The National Housing Act, 12 U.S.C. § 1701x(c)(4) makes homeownership available to those whose:

A) the home loan is secured by property that is the principal residence (as defined by the Secretary) of the homeowner;
(B) the home loan is not assisted under title V of the Housing Act of 1949 [42 U.S.C.A. § 1471 et seq.]; and
(C) the homeowner is, or is expected to be, unable to make payments, correct a home loan delinquency within a reasonable time, or resume full home loan payments due to a reduction in the income of the homeowner because of--
(i) an involuntary loss of, or reduction in, the employment of the homeowner, the self-employment of the homeowner, or income from the pursuit of the occupation of the homeowner;
(ii) any similar loss or reduction experienced by any person who contributes to the income of the homeowner;
(iii) a significant reduction in the income of the household due to divorce or death; or
(iv) a significant increase in basic expenses of the homeowner or an immediate family member of the homeowner (including the spouse, child, or parent for whom the homeowner provides substantial care or financial assistance) due to--
(I) an unexpected or significant increase in medical expenses;
(II) a divorce;
(III) unexpected and significant damage to the property, the repair of which will not be covered by private or public insurance; or
(IV) a large property-tax increase; or
(D) the Secretary of Housing and Urban Development determines that the annual income of the homeowner is no greater than the annual income established by the Secretary as being of low- or moderate-income." 12 U.S.C. 1701x(c)(4).
The notice that must be given to the borrower by the lender upon payment default is governed by 12 U.S.C. 1701x(c)(5):
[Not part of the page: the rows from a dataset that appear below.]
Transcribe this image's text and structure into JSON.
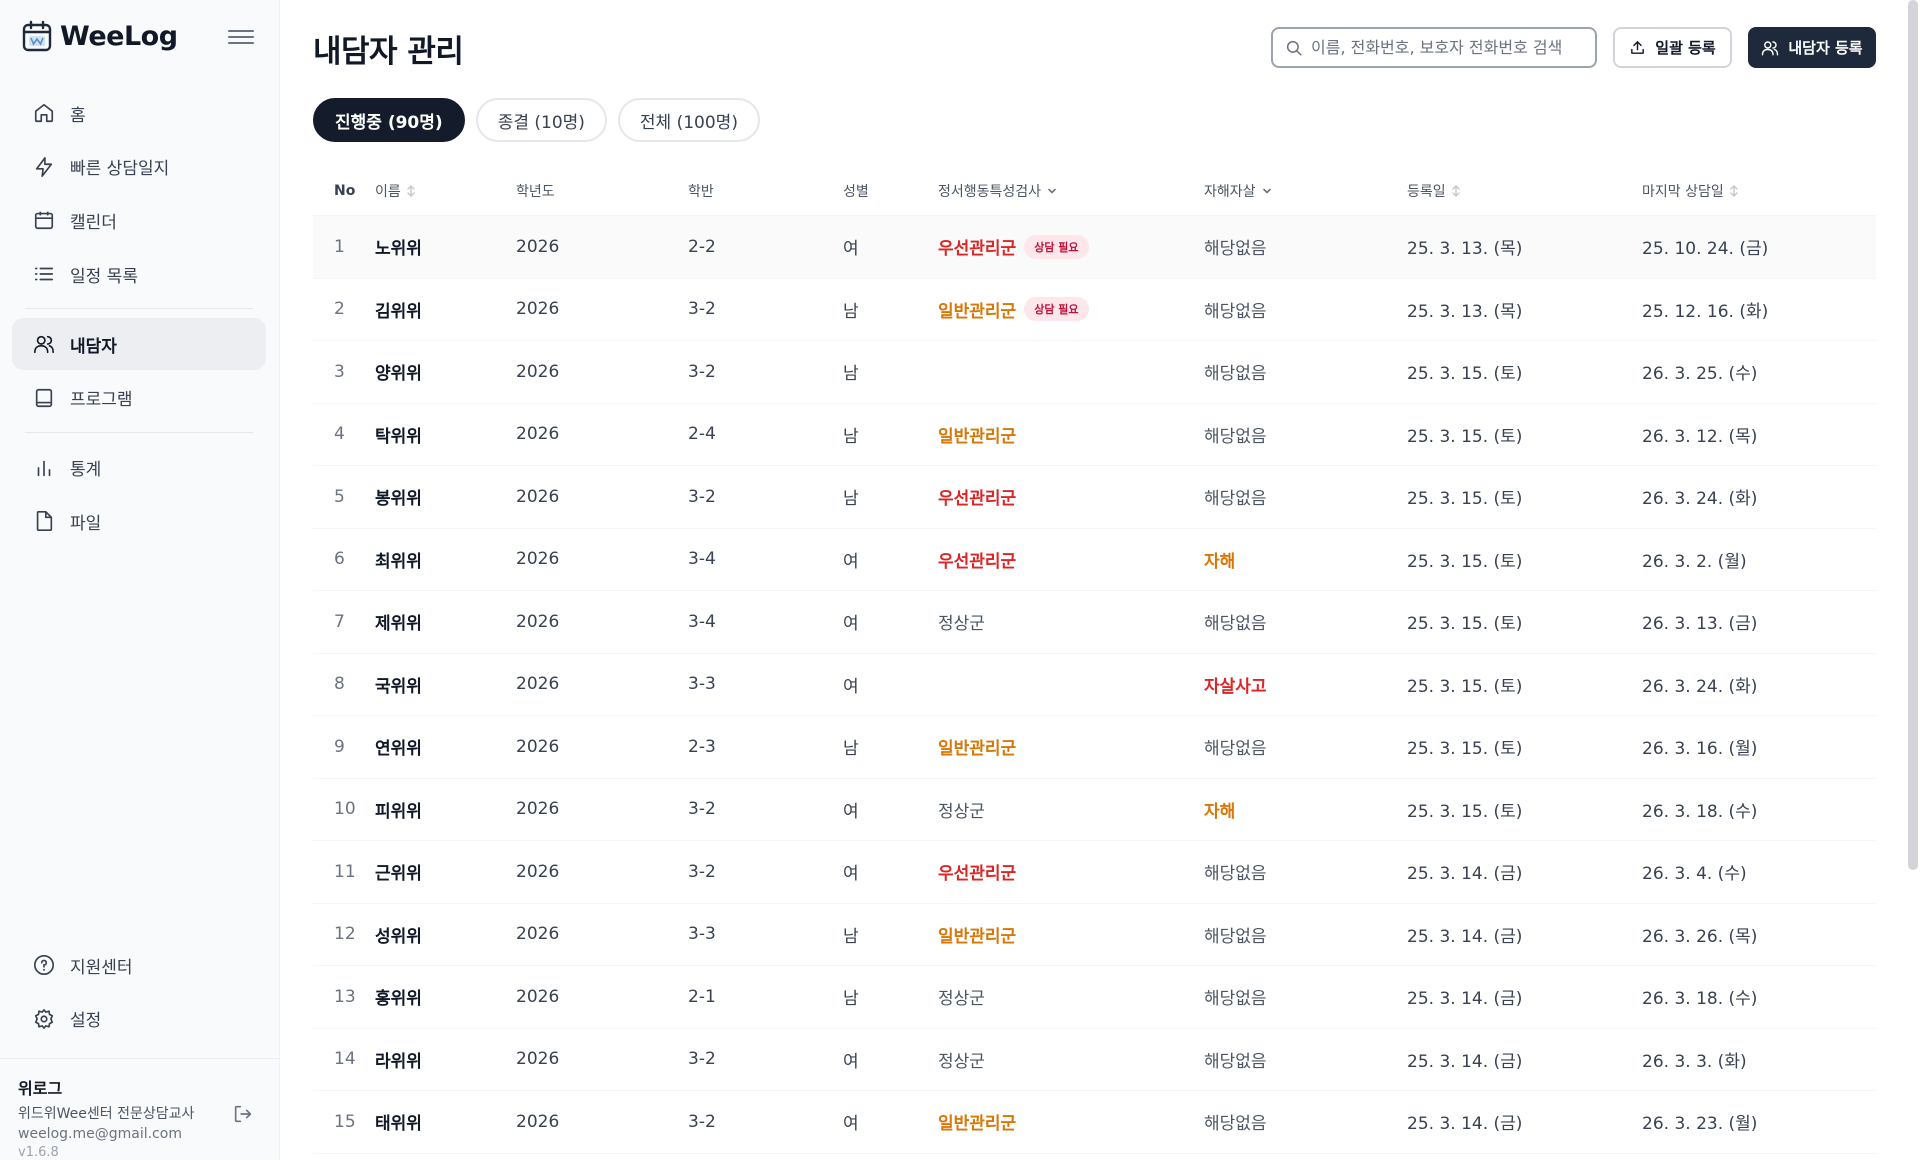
{
  "app": {
    "brand_name": "WeeLog"
  },
  "sidebar": {
    "items": [
      {
        "label": "홈",
        "icon": "home-icon"
      },
      {
        "label": "빠른 상담일지",
        "icon": "lightning-icon"
      },
      {
        "label": "캘린더",
        "icon": "calendar-icon"
      },
      {
        "label": "일정 목록",
        "icon": "list-icon"
      },
      {
        "label": "내담자",
        "icon": "users-icon",
        "active": true
      },
      {
        "label": "프로그램",
        "icon": "book-icon"
      },
      {
        "label": "통계",
        "icon": "bar-chart-icon"
      },
      {
        "label": "파일",
        "icon": "file-icon"
      }
    ],
    "bottom_items": [
      {
        "label": "지원센터",
        "icon": "help-circle-icon"
      },
      {
        "label": "설정",
        "icon": "gear-icon"
      }
    ],
    "user": {
      "name": "위로그",
      "role": "위드위Wee센터 전문상담교사",
      "email": "weelog.me@gmail.com",
      "version": "v1.6.8"
    }
  },
  "header": {
    "title": "내담자 관리",
    "search_placeholder": "이름, 전화번호, 보호자 전화번호 검색",
    "bulk_register_label": "일괄 등록",
    "add_client_label": "내담자 등록"
  },
  "tabs": [
    {
      "label": "진행중 (90명)",
      "active": true
    },
    {
      "label": "종결 (10명)",
      "active": false
    },
    {
      "label": "전체 (100명)",
      "active": false
    }
  ],
  "table": {
    "columns": {
      "no": "No",
      "name": "이름",
      "year": "학년도",
      "class": "학반",
      "sex": "성별",
      "emotion": "정서행동특성검사",
      "self_harm": "자해자살",
      "registered": "등록일",
      "last_session": "마지막 상담일"
    },
    "rows": [
      {
        "no": "1",
        "name": "노위위",
        "year": "2026",
        "class": "2-2",
        "sex": "여",
        "emotion": "우선관리군",
        "emotion_level": "red",
        "badge": "상담 필요",
        "self_harm": "해당없음",
        "self_harm_level": "none",
        "registered": "25. 3. 13. (목)",
        "last_session": "25. 10. 24. (금)"
      },
      {
        "no": "2",
        "name": "김위위",
        "year": "2026",
        "class": "3-2",
        "sex": "남",
        "emotion": "일반관리군",
        "emotion_level": "orange",
        "badge": "상담 필요",
        "self_harm": "해당없음",
        "self_harm_level": "none",
        "registered": "25. 3. 13. (목)",
        "last_session": "25. 12. 16. (화)"
      },
      {
        "no": "3",
        "name": "양위위",
        "year": "2026",
        "class": "3-2",
        "sex": "남",
        "emotion": "",
        "emotion_level": "none",
        "badge": "",
        "self_harm": "해당없음",
        "self_harm_level": "none",
        "registered": "25. 3. 15. (토)",
        "last_session": "26. 3. 25. (수)"
      },
      {
        "no": "4",
        "name": "탁위위",
        "year": "2026",
        "class": "2-4",
        "sex": "남",
        "emotion": "일반관리군",
        "emotion_level": "orange",
        "badge": "",
        "self_harm": "해당없음",
        "self_harm_level": "none",
        "registered": "25. 3. 15. (토)",
        "last_session": "26. 3. 12. (목)"
      },
      {
        "no": "5",
        "name": "봉위위",
        "year": "2026",
        "class": "3-2",
        "sex": "남",
        "emotion": "우선관리군",
        "emotion_level": "red",
        "badge": "",
        "self_harm": "해당없음",
        "self_harm_level": "none",
        "registered": "25. 3. 15. (토)",
        "last_session": "26. 3. 24. (화)"
      },
      {
        "no": "6",
        "name": "최위위",
        "year": "2026",
        "class": "3-4",
        "sex": "여",
        "emotion": "우선관리군",
        "emotion_level": "red",
        "badge": "",
        "self_harm": "자해",
        "self_harm_level": "orange",
        "registered": "25. 3. 15. (토)",
        "last_session": "26. 3. 2. (월)"
      },
      {
        "no": "7",
        "name": "제위위",
        "year": "2026",
        "class": "3-4",
        "sex": "여",
        "emotion": "정상군",
        "emotion_level": "normal",
        "badge": "",
        "self_harm": "해당없음",
        "self_harm_level": "none",
        "registered": "25. 3. 15. (토)",
        "last_session": "26. 3. 13. (금)"
      },
      {
        "no": "8",
        "name": "국위위",
        "year": "2026",
        "class": "3-3",
        "sex": "여",
        "emotion": "",
        "emotion_level": "none",
        "badge": "",
        "self_harm": "자살사고",
        "self_harm_level": "red",
        "registered": "25. 3. 15. (토)",
        "last_session": "26. 3. 24. (화)"
      },
      {
        "no": "9",
        "name": "연위위",
        "year": "2026",
        "class": "2-3",
        "sex": "남",
        "emotion": "일반관리군",
        "emotion_level": "orange",
        "badge": "",
        "self_harm": "해당없음",
        "self_harm_level": "none",
        "registered": "25. 3. 15. (토)",
        "last_session": "26. 3. 16. (월)"
      },
      {
        "no": "10",
        "name": "피위위",
        "year": "2026",
        "class": "3-2",
        "sex": "여",
        "emotion": "정상군",
        "emotion_level": "normal",
        "badge": "",
        "self_harm": "자해",
        "self_harm_level": "orange",
        "registered": "25. 3. 15. (토)",
        "last_session": "26. 3. 18. (수)"
      },
      {
        "no": "11",
        "name": "근위위",
        "year": "2026",
        "class": "3-2",
        "sex": "여",
        "emotion": "우선관리군",
        "emotion_level": "red",
        "badge": "",
        "self_harm": "해당없음",
        "self_harm_level": "none",
        "registered": "25. 3. 14. (금)",
        "last_session": "26. 3. 4. (수)"
      },
      {
        "no": "12",
        "name": "성위위",
        "year": "2026",
        "class": "3-3",
        "sex": "남",
        "emotion": "일반관리군",
        "emotion_level": "orange",
        "badge": "",
        "self_harm": "해당없음",
        "self_harm_level": "none",
        "registered": "25. 3. 14. (금)",
        "last_session": "26. 3. 26. (목)"
      },
      {
        "no": "13",
        "name": "홍위위",
        "year": "2026",
        "class": "2-1",
        "sex": "남",
        "emotion": "정상군",
        "emotion_level": "normal",
        "badge": "",
        "self_harm": "해당없음",
        "self_harm_level": "none",
        "registered": "25. 3. 14. (금)",
        "last_session": "26. 3. 18. (수)"
      },
      {
        "no": "14",
        "name": "라위위",
        "year": "2026",
        "class": "3-2",
        "sex": "여",
        "emotion": "정상군",
        "emotion_level": "normal",
        "badge": "",
        "self_harm": "해당없음",
        "self_harm_level": "none",
        "registered": "25. 3. 14. (금)",
        "last_session": "26. 3. 3. (화)"
      },
      {
        "no": "15",
        "name": "태위위",
        "year": "2026",
        "class": "3-2",
        "sex": "여",
        "emotion": "일반관리군",
        "emotion_level": "orange",
        "badge": "",
        "self_harm": "해당없음",
        "self_harm_level": "none",
        "registered": "25. 3. 14. (금)",
        "last_session": "26. 3. 23. (월)"
      }
    ]
  },
  "colors": {
    "primary": "#1e293b",
    "priority_red": "#dc2626",
    "general_orange": "#d97706",
    "badge_bg": "#fde7ea",
    "badge_text": "#be123c"
  }
}
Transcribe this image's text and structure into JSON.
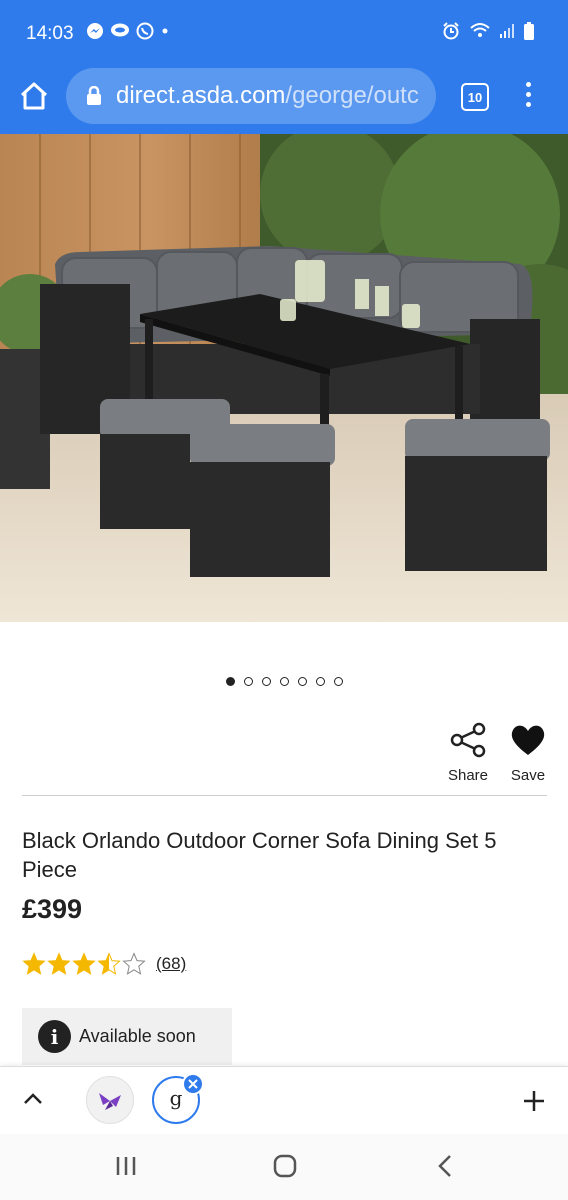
{
  "status_bar": {
    "time": "14:03",
    "icons": [
      "messenger-icon",
      "chat-icon",
      "whatsapp-icon",
      "dot-icon",
      "alarm-icon",
      "wifi-icon",
      "signal-icon",
      "battery-icon"
    ]
  },
  "browser": {
    "url_host": "direct.asda.com",
    "url_path": "/george/outc",
    "tab_count": "10",
    "accent_color": "#2f7bec"
  },
  "carousel": {
    "total": 7,
    "active_index": 0
  },
  "actions": {
    "share_label": "Share",
    "save_label": "Save"
  },
  "product": {
    "title": "Black Orlando Outdoor Corner Sofa Dining Set 5 Piece",
    "price": "£399",
    "rating": 3.5,
    "rating_max": 5,
    "review_count": "(68)",
    "star_color": "#f5b800",
    "availability": "Available soon"
  },
  "bottom_toolbar": {
    "tab_letter": "g"
  }
}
(A) Notification of Availability of homeownership Counseling
(i) Requirement Except as provided in subparagraph (C), the creditor of a loan (or proposed creditor) shall provide notice under clause (ii) to (I) any eligible homeowner who fails to pay any amount by the date the amount is due under a home loan, and (II) any applicant for a mortgage described in paragraph (4).
(ii) Content Notification under this subparagraph shall--
(I) notify the homeowner or mortgage applicant of the availability of any homeownership counseling offered by the creditor (or proposed creditor);
(II) if provided to an eligible mortgage applicant, state that completion of a counseling program is required for insurance pursuant to section 203 of the National Housing Act [12 U.S.C.A. § 1709];
(III) notify the homeowner or mortgage applicant of the availability of homeownership counseling provided by nonprofit organizations approved by the Secretary and experienced in the provision of homeownership counseling, or provide the toll-free telephone number described in subparagraph (D)(i); and
(IV) notify the homeowner by a statement or notice, written in plain English by the Secretary of Housing and Urban Development, in consultation with the Secretary of Defense and the Secretary of the Treasury, explaining the mortgage and foreclosure rights of servicemembers, and the dependents of such servicemembers, under the Servicemembers Civil Relief Act (50 U.S.C. App. 501 et seq.), including the toll-free military one source number to call if servicemembers, or the dependents of such servicemembers, require further assistance.
(B) Deadline for notification
The notification required in subparagraph (A) shall be made--
(i) in a manner approved by the Secretary; and
(ii) before the expiration of the 45-day period beginning on the date on which the failure referred to in such subparagraph occurs."
12 U.S.C. 1701x(c)(5).

If you believe you may have been entitled to counseling under the National Housing Act but did not receive proper notice, contact a Jacksonville Foreclosure Defense Attorney who may be able to help you determine if this is a valid defense to your St. Johns foreclosure as well as whether any other defenses may be applicable to your foreclosure.